* **Exercise details**
Among the entries below, find the lines with the word "папки" and return them.

* **Component data from apps and pages**
——

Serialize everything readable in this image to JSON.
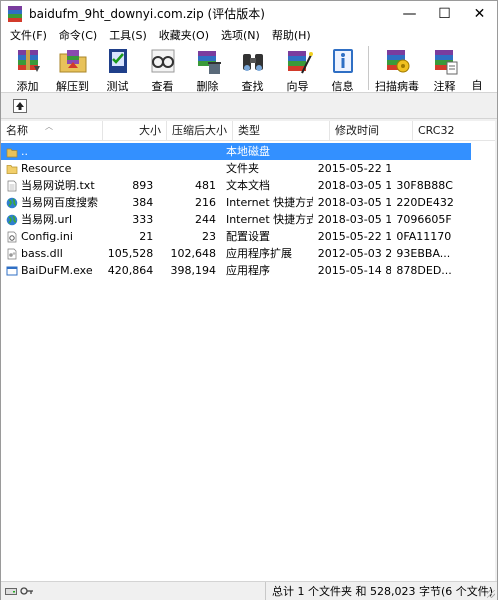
{
  "window": {
    "title": "baidufm_9ht_downyi.com.zip (评估版本)",
    "minimize": "—",
    "maximize": "☐",
    "close": "✕"
  },
  "menu": [
    "文件(F)",
    "命令(C)",
    "工具(S)",
    "收藏夹(O)",
    "选项(N)",
    "帮助(H)"
  ],
  "toolbar": [
    {
      "label": "添加",
      "icon": "add-archive-icon"
    },
    {
      "label": "解压到",
      "icon": "extract-folder-icon"
    },
    {
      "label": "测试",
      "icon": "test-icon"
    },
    {
      "label": "查看",
      "icon": "view-glasses-icon"
    },
    {
      "label": "删除",
      "icon": "delete-icon"
    },
    {
      "label": "查找",
      "icon": "find-binoculars-icon"
    },
    {
      "label": "向导",
      "icon": "wizard-icon"
    },
    {
      "label": "信息",
      "icon": "info-icon"
    },
    {
      "label": "扫描病毒",
      "icon": "scan-virus-icon"
    },
    {
      "label": "注释",
      "icon": "comment-icon"
    },
    {
      "label": "自",
      "icon": "sfx-icon"
    }
  ],
  "columns": [
    "名称",
    "大小",
    "压缩后大小",
    "类型",
    "修改时间",
    "CRC32"
  ],
  "files": [
    {
      "name": "..",
      "size": "",
      "packed": "",
      "type": "本地磁盘",
      "modified": "",
      "crc": "",
      "icon": "up-folder",
      "selected": true
    },
    {
      "name": "Resource",
      "size": "",
      "packed": "",
      "type": "文件夹",
      "modified": "2015-05-22 1...",
      "crc": "",
      "icon": "folder",
      "selected": false
    },
    {
      "name": "当易网说明.txt",
      "size": "893",
      "packed": "481",
      "type": "文本文档",
      "modified": "2018-03-05 1...",
      "crc": "30F8B88C",
      "icon": "text",
      "selected": false
    },
    {
      "name": "当易网百度搜索...",
      "size": "384",
      "packed": "216",
      "type": "Internet 快捷方式",
      "modified": "2018-03-05 1...",
      "crc": "220DE432",
      "icon": "globe",
      "selected": false
    },
    {
      "name": "当易网.url",
      "size": "333",
      "packed": "244",
      "type": "Internet 快捷方式",
      "modified": "2018-03-05 1...",
      "crc": "7096605F",
      "icon": "globe",
      "selected": false
    },
    {
      "name": "Config.ini",
      "size": "21",
      "packed": "23",
      "type": "配置设置",
      "modified": "2015-05-22 1...",
      "crc": "0FA11170",
      "icon": "ini",
      "selected": false
    },
    {
      "name": "bass.dll",
      "size": "105,528",
      "packed": "102,648",
      "type": "应用程序扩展",
      "modified": "2012-05-03 2...",
      "crc": "93EBBA...",
      "icon": "dll",
      "selected": false
    },
    {
      "name": "BaiDuFM.exe",
      "size": "420,864",
      "packed": "398,194",
      "type": "应用程序",
      "modified": "2015-05-14 8...",
      "crc": "878DED...",
      "icon": "exe",
      "selected": false
    }
  ],
  "status": {
    "summary": "总计 1 个文件夹 和 528,023 字节(6 个文件)"
  },
  "colors": {
    "selection": "#3390ff",
    "background": "#ffffff",
    "chrome": "#f0f0f0"
  }
}
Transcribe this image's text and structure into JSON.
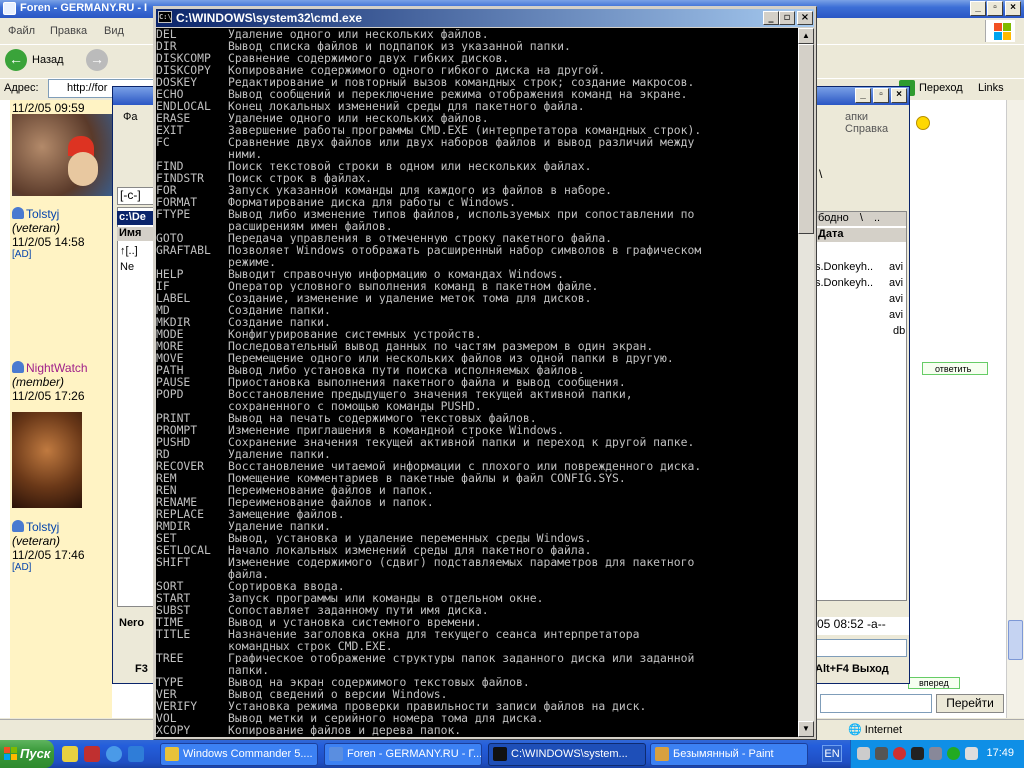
{
  "ie": {
    "title": "Foren - GERMANY.RU - I",
    "menu": [
      "Файл",
      "Правка",
      "Вид",
      "Избранное"
    ],
    "back_label": "Назад",
    "address_label": "Адрес:",
    "address_value": "http://for",
    "go_label": "Переход",
    "links_label": "Links",
    "zone_label": "Internet",
    "goto_button": "Перейти"
  },
  "forum": {
    "posts": [
      {
        "name": "",
        "rank": "",
        "time": "11/2/05 09:59",
        "ad": ""
      },
      {
        "name": "Tolstyj",
        "rank": "(veteran)",
        "time": "11/2/05 14:58",
        "ad": "[AD]"
      },
      {
        "name": "NightWatch",
        "rank": "(member)",
        "time": "11/2/05 17:26",
        "ad": ""
      },
      {
        "name": "Tolstyj",
        "rank": "(veteran)",
        "time": "11/2/05 17:46",
        "ad": "[AD]"
      }
    ],
    "reply_label": "ответить",
    "forward_label": "вперед",
    "list_label": "список"
  },
  "wc": {
    "menu": "Фа",
    "help": "апки  Справка",
    "drive": "[-c-]",
    "path": "c:\\De",
    "col_name": "Имя",
    "left_rows": [
      "↑[..]",
      "Ne"
    ],
    "right_sel": "бодно",
    "right_sep": "\\",
    "right_dots": "..",
    "right_col": "Дата",
    "right_rows": [
      {
        "name": "s.Donkeyh..",
        "ext": "avi"
      },
      {
        "name": "s.Donkeyh..",
        "ext": "avi"
      },
      {
        "name": "",
        "ext": "avi"
      },
      {
        "name": "",
        "ext": "avi"
      },
      {
        "name": "",
        "ext": "db"
      }
    ],
    "path_right": "\\",
    "cmdline": "05 08:52 -a--",
    "nero": "Nero",
    "f3": "F3",
    "fkeys": "Alt+F4 Выход"
  },
  "cmd": {
    "title": "C:\\WINDOWS\\system32\\cmd.exe",
    "lines": [
      [
        "DEL",
        "Удаление одного или нескольких файлов."
      ],
      [
        "DIR",
        "Вывод списка файлов и подпапок из указанной папки."
      ],
      [
        "DISKCOMP",
        "Сравнение содержимого двух гибких дисков."
      ],
      [
        "DISKCOPY",
        "Копирование содержимого одного гибкого диска на другой."
      ],
      [
        "DOSKEY",
        "Редактирование и повторный вызов командных строк; создание макросов."
      ],
      [
        "ECHO",
        "Вывод сообщений и переключение режима отображения команд на экране."
      ],
      [
        "ENDLOCAL",
        "Конец локальных изменений среды для пакетного файла."
      ],
      [
        "ERASE",
        "Удаление одного или нескольких файлов."
      ],
      [
        "EXIT",
        "Завершение работы программы CMD.EXE (интерпретатора командных строк)."
      ],
      [
        "FC",
        "Сравнение двух файлов или двух наборов файлов и вывод различий между"
      ],
      [
        "",
        "ними."
      ],
      [
        "FIND",
        "Поиск текстовой строки в одном или нескольких файлах."
      ],
      [
        "FINDSTR",
        "Поиск строк в файлах."
      ],
      [
        "FOR",
        "Запуск указанной команды для каждого из файлов в наборе."
      ],
      [
        "FORMAT",
        "Форматирование диска для работы с Windows."
      ],
      [
        "FTYPE",
        "Вывод либо изменение типов файлов, используемых при сопоставлении по"
      ],
      [
        "",
        "расширениям имен файлов."
      ],
      [
        "GOTO",
        "Передача управления в отмеченную строку пакетного файла."
      ],
      [
        "GRAFTABL",
        "Позволяет Windows отображать расширенный набор символов в графическом"
      ],
      [
        "",
        "режиме."
      ],
      [
        "HELP",
        "Выводит справочную информацию о командах Windows."
      ],
      [
        "IF",
        "Оператор условного выполнения команд в пакетном файле."
      ],
      [
        "LABEL",
        "Создание, изменение и удаление меток тома для дисков."
      ],
      [
        "MD",
        "Создание папки."
      ],
      [
        "MKDIR",
        "Создание папки."
      ],
      [
        "MODE",
        "Конфигурирование системных устройств."
      ],
      [
        "MORE",
        "Последовательный вывод данных по частям размером в один экран."
      ],
      [
        "MOVE",
        "Перемещение одного или нескольких файлов из одной папки в другую."
      ],
      [
        "PATH",
        "Вывод либо установка пути поиска исполняемых файлов."
      ],
      [
        "PAUSE",
        "Приостановка выполнения пакетного файла и вывод сообщения."
      ],
      [
        "POPD",
        "Восстановление предыдущего значения текущей активной папки,"
      ],
      [
        "",
        "сохраненного с помощью команды PUSHD."
      ],
      [
        "PRINT",
        "Вывод на печать содержимого текстовых файлов."
      ],
      [
        "PROMPT",
        "Изменение приглашения в командной строке Windows."
      ],
      [
        "PUSHD",
        "Сохранение значения текущей активной папки и переход к другой папке."
      ],
      [
        "RD",
        "Удаление папки."
      ],
      [
        "RECOVER",
        "Восстановление читаемой информации с плохого или поврежденного диска."
      ],
      [
        "REM",
        "Помещение комментариев в пакетные файлы и файл CONFIG.SYS."
      ],
      [
        "REN",
        "Переименование файлов и папок."
      ],
      [
        "RENAME",
        "Переименование файлов и папок."
      ],
      [
        "REPLACE",
        "Замещение файлов."
      ],
      [
        "RMDIR",
        "Удаление папки."
      ],
      [
        "SET",
        "Вывод, установка и удаление переменных среды Windows."
      ],
      [
        "SETLOCAL",
        "Начало локальных изменений среды для пакетного файла."
      ],
      [
        "SHIFT",
        "Изменение содержимого (сдвиг) подставляемых параметров для пакетного"
      ],
      [
        "",
        "файла."
      ],
      [
        "SORT",
        "Сортировка ввода."
      ],
      [
        "START",
        "Запуск программы или команды в отдельном окне."
      ],
      [
        "SUBST",
        "Сопоставляет заданному пути имя диска."
      ],
      [
        "TIME",
        "Вывод и установка системного времени."
      ],
      [
        "TITLE",
        "Назначение заголовка окна для текущего сеанса интерпретатора"
      ],
      [
        "",
        "командных строк CMD.EXE."
      ],
      [
        "TREE",
        "Графическое отображение структуры папок заданного диска или заданной"
      ],
      [
        "",
        "папки."
      ],
      [
        "TYPE",
        "Вывод на экран содержимого текстовых файлов."
      ],
      [
        "VER",
        "Вывод сведений о версии Windows."
      ],
      [
        "VERIFY",
        "Установка режима проверки правильности записи файлов на диск."
      ],
      [
        "VOL",
        "Вывод метки и серийного номера тома для диска."
      ],
      [
        "XCOPY",
        "Копирование файлов и дерева папок."
      ]
    ]
  },
  "taskbar": {
    "start_label": "Пуск",
    "tasks": [
      {
        "label": "Windows Commander 5....",
        "icon_color": "#e8c23a",
        "active": false
      },
      {
        "label": "Foren - GERMANY.RU - Г...",
        "icon_color": "#5a8ee0",
        "active": false
      },
      {
        "label": "C:\\WINDOWS\\system...",
        "icon_color": "#111111",
        "active": true
      },
      {
        "label": "Безымянный - Paint",
        "icon_color": "#d8a040",
        "active": false
      }
    ],
    "lang": "EN",
    "clock": "17:49"
  }
}
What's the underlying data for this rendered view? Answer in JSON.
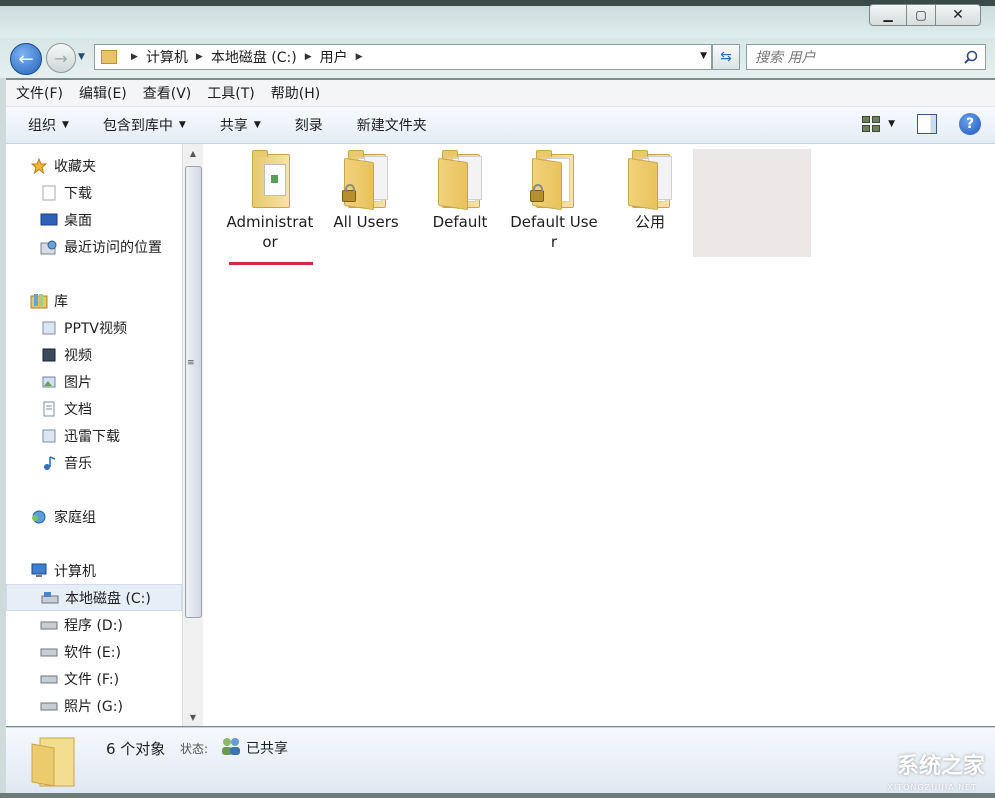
{
  "window": {
    "min_glyph": "▁",
    "max_glyph": "▢",
    "close_glyph": "✕"
  },
  "nav": {
    "back_glyph": "←",
    "forward_glyph": "→",
    "history_glyph": "▼",
    "refresh_glyph": "⇆"
  },
  "address": {
    "crumbs": [
      "计算机",
      "本地磁盘 (C:)",
      "用户"
    ],
    "arrow": "▶",
    "drop": "▼"
  },
  "search": {
    "placeholder": "搜索 用户"
  },
  "menu": [
    "文件(F)",
    "编辑(E)",
    "查看(V)",
    "工具(T)",
    "帮助(H)"
  ],
  "toolbar": {
    "organize": "组织",
    "include": "包含到库中",
    "share": "共享",
    "burn": "刻录",
    "new_folder": "新建文件夹",
    "caret": "▼",
    "help_glyph": "?"
  },
  "sidebar": {
    "favorites": {
      "title": "收藏夹",
      "items": [
        "下载",
        "桌面",
        "最近访问的位置"
      ]
    },
    "libraries": {
      "title": "库",
      "items": [
        "PPTV视频",
        "视频",
        "图片",
        "文档",
        "迅雷下载",
        "音乐"
      ]
    },
    "homegroup": "家庭组",
    "computer": {
      "title": "计算机",
      "items": [
        "本地磁盘 (C:)",
        "程序 (D:)",
        "软件 (E:)",
        "文件 (F:)",
        "照片 (G:)"
      ],
      "selected": "本地磁盘 (C:)"
    }
  },
  "scroll": {
    "up": "▲",
    "down": "▼",
    "grip": "≡"
  },
  "files": [
    {
      "name": "Administrator",
      "locked": false,
      "personal": true
    },
    {
      "name": "All Users",
      "locked": true,
      "personal": false
    },
    {
      "name": "Default",
      "locked": false,
      "personal": false
    },
    {
      "name": "Default User",
      "locked": true,
      "personal": false
    },
    {
      "name": "公用",
      "locked": false,
      "personal": false
    }
  ],
  "status": {
    "count": "6 个对象",
    "state_label": "状态:",
    "state_value": "已共享"
  },
  "watermark": {
    "text": "系统之家",
    "sub": "XITONGZHIJIA.NET"
  },
  "colors": {
    "accent_underline": "#d32a3c",
    "folder": "#e9c96e",
    "selection": "#e6eef7"
  }
}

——

* **Exercise result**
        "Вывод списка файлов и подпапок из указанной папки."
        "Создание папки."
        "Создание папки."
        "Перемещение одного или нескольких файлов из одной папки в другую."
        "Восстановление предыдущего значения текущей активной папки,"
        "Сохранение значения текущей активной папки и переход к другой папке."
        "Удаление папки."
        "Удаление папки."
        "папки."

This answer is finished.